Back to the mild winters we mentioned earlier, Phoenix is exactly where everyone wants to be when the rest of the country is battling cold weather—and that means there are a lot of part-time residents with second homes who live here from October through March. During this busy season, everything is more crowded, so plan ahead with reservations at restaurants, spas, and golf courses. You’ll find the traffic is heavier during high season, too, so be sure to allow more time to get around.

Pro: Parking is a breeze

Long exposure photo of the a city street in downtown Phoenix, Arizona at night.
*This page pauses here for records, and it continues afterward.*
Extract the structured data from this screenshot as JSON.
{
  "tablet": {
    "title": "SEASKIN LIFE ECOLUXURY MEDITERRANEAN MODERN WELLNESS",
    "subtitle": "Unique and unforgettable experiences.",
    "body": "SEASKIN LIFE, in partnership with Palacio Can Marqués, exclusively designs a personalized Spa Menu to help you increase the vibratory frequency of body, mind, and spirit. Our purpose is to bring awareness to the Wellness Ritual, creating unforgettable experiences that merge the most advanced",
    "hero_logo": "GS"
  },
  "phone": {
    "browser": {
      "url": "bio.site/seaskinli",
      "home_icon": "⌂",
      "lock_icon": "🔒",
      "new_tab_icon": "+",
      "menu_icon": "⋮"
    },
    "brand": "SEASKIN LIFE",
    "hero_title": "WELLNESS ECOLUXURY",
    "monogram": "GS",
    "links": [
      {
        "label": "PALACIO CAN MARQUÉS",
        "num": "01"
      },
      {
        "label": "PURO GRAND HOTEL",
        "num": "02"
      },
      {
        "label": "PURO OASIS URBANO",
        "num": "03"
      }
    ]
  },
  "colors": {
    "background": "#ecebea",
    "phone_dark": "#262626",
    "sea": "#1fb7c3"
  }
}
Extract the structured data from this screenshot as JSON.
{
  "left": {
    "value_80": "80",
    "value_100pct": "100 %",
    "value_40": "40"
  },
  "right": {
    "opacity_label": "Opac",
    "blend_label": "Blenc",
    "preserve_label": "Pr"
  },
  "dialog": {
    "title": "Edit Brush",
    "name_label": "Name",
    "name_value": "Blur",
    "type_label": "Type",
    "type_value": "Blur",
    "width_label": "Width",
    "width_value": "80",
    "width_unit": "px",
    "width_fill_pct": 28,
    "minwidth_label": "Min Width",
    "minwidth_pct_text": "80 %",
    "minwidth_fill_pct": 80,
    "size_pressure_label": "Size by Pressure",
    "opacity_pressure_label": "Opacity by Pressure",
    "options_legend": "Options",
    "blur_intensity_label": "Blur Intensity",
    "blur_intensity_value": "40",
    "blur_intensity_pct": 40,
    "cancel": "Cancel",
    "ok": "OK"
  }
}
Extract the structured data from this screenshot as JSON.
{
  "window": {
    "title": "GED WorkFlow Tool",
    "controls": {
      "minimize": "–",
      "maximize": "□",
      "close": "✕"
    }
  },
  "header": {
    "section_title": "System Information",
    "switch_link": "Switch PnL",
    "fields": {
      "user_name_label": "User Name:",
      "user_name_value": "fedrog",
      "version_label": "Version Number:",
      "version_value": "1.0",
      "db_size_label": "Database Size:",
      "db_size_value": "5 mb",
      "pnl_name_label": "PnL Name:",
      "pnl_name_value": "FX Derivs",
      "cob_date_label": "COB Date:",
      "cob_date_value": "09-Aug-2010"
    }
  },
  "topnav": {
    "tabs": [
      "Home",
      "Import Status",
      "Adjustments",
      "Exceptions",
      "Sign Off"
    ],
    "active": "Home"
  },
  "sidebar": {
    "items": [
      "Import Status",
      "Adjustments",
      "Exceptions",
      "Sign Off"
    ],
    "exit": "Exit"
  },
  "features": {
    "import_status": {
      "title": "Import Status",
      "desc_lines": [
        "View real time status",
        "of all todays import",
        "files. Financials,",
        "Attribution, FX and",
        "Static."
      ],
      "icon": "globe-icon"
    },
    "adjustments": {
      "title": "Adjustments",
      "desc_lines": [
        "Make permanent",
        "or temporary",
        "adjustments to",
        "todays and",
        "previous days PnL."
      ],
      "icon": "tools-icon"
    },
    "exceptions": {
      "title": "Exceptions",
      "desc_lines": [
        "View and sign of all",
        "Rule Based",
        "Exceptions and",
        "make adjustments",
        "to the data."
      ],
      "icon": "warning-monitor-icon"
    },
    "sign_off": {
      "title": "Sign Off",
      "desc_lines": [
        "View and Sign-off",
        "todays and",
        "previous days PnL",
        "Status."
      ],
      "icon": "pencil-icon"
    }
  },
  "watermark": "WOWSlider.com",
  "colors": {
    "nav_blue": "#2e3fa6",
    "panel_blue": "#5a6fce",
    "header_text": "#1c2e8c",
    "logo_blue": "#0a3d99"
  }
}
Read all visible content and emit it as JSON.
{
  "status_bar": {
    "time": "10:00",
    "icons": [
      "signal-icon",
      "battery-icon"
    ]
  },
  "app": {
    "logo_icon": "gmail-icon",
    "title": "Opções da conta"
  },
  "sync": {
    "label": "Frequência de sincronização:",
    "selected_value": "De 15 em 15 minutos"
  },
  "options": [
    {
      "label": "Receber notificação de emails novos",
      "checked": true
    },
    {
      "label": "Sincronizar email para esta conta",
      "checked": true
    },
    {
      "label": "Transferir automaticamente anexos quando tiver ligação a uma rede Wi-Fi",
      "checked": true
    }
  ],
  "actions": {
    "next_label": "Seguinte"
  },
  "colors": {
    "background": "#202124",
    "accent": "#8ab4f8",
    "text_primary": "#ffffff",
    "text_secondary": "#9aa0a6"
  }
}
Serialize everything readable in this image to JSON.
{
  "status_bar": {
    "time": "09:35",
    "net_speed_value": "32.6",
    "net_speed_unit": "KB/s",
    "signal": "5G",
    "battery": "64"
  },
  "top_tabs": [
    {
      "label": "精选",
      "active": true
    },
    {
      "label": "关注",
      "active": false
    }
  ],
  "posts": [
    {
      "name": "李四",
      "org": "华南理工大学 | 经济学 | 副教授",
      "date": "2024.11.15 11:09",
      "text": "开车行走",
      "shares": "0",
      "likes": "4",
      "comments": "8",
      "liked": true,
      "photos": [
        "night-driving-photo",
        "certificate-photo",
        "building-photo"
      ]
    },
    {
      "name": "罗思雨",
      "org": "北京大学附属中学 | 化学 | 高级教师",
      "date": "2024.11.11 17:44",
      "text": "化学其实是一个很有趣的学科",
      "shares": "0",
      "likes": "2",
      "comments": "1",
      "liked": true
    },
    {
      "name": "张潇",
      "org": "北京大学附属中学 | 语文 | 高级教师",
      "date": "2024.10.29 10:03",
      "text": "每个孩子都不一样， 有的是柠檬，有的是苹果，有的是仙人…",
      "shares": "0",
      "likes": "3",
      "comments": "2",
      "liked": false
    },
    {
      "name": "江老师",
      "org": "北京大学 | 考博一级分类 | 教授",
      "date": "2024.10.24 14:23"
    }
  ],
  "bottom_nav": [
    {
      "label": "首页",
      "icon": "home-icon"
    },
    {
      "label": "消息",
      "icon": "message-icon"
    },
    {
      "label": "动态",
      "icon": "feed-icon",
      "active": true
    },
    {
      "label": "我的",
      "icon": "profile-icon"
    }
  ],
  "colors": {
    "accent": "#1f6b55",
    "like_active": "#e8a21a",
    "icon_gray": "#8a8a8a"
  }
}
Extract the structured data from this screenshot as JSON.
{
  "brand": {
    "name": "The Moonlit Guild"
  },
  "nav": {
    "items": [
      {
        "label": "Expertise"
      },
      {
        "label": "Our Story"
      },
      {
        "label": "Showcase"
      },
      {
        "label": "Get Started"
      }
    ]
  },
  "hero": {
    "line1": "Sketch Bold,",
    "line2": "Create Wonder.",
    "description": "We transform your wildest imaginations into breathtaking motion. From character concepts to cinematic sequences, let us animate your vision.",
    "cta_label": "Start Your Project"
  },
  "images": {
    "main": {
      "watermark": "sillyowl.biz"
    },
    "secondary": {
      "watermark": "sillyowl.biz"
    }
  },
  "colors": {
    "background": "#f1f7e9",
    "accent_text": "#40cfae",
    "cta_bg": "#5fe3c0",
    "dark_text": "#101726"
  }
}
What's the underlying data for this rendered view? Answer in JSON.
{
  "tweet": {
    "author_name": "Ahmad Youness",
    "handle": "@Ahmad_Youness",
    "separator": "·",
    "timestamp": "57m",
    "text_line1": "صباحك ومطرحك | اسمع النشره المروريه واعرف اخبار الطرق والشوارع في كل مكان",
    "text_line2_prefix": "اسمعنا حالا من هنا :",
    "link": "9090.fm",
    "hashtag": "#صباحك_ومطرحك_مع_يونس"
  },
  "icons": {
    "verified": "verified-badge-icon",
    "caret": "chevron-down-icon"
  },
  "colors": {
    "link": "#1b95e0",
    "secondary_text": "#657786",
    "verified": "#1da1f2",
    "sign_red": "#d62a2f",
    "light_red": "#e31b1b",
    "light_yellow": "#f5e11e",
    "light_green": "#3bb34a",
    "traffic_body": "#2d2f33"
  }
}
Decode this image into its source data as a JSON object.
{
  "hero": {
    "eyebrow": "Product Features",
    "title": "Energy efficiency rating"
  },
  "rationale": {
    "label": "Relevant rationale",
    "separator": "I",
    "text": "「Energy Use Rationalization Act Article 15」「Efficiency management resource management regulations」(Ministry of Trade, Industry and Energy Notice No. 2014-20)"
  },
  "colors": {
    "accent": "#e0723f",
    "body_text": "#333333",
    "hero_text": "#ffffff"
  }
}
Most major cities make parking a hassle, but the Phoenix metro area is definitely a car owner’s dream location—and certainly when compared to the limited parking options in major cities like Los Angeles, San Diego, San Francisco, or New York City. Most homes or rentals will come with a driveway or garage that offers free parking, but even the areas that don’t are fairly easy to navigate. With more than 25,000 parking spaces in downtown Phoenix alone, and affordable metered parking, public garages, and surface lots throughout the city, you’ll have plenty of options for storing your vehicle.

Land in a great apartment in Phoenix, AZ

As with weighing your decision to move to any major city, living in Phoenix, Arizona, comes with making tradeoffs that work for your lifestyle. Weighing the pros and cons of a potential new city is never easy, but, thankfully, Phoenix’s pros greatly outweigh its cons!

If you’re thinking about moving to the area, Landing offers fully furnished apartments in Phoenix, all with flexible lease terms that make moving easy. Browse our available apartments in Phoenix, or contact us to learn more about what a Landing membership can do for you!

blog-cta-city-phoenix
Jill Schildhouse

Jill Schildhouse is an award-winning writer and editor who's been covering travel, health and wellness, and beauty, for more than 20 years. She regularly contributes to Travel + Leisure, Brides, TripSavvy, Insider, Reader's Digest and more. Jill is based in Phoenix, has traveled to 36 countries, and has 17k followers on Instagram.